What you are asked to do:
Locate each line with the string "show" in the listing below and copy it.

Excerpted data:
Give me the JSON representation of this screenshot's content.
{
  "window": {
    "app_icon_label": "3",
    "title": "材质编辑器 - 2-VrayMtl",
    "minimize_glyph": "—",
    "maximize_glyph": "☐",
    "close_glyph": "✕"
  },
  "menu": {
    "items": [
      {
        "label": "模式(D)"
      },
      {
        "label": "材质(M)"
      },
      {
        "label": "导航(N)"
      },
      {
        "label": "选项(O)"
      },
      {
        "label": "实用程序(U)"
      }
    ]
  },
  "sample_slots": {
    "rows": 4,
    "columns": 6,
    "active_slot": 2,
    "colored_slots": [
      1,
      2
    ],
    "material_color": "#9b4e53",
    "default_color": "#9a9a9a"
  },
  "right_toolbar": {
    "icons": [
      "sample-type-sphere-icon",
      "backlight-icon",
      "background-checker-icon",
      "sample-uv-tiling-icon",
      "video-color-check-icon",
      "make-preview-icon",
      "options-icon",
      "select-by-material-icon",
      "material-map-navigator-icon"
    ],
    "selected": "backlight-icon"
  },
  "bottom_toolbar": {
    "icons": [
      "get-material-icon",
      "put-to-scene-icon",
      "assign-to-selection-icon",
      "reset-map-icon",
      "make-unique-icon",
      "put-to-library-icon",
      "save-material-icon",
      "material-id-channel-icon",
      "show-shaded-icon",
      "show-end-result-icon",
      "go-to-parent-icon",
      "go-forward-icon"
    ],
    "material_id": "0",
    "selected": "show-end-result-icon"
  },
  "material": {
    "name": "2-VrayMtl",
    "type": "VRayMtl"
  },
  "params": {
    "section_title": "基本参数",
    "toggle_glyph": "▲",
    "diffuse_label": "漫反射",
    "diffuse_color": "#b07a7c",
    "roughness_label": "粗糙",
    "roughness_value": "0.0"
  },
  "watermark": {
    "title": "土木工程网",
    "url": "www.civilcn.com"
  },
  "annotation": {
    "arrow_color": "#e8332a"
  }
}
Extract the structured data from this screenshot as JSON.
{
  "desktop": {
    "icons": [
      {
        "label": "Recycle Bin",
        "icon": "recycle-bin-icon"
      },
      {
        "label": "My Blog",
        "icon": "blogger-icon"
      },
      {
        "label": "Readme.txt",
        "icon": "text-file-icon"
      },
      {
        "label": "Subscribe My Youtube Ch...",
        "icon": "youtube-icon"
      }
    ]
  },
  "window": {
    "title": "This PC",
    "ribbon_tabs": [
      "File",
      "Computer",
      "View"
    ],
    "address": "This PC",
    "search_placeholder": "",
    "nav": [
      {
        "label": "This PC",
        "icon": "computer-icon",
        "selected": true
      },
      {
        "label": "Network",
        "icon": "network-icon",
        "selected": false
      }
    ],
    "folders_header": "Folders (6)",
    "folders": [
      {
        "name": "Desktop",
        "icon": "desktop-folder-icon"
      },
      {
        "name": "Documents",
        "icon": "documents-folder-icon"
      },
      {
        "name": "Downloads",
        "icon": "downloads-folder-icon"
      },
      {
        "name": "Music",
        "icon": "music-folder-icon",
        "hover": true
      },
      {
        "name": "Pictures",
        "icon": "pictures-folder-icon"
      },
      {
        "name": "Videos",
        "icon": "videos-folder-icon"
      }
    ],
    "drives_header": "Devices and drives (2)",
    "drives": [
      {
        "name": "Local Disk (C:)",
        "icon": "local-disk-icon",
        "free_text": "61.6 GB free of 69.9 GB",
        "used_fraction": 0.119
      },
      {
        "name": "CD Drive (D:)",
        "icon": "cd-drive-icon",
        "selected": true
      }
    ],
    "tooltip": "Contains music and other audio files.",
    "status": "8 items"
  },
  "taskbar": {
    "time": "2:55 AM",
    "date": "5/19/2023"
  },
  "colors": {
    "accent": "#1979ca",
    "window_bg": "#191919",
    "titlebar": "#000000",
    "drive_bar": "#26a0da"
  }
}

Answer section:
      "show-shaded-icon",
      "show-end-result-icon",
    "selected": "show-end-result-icon"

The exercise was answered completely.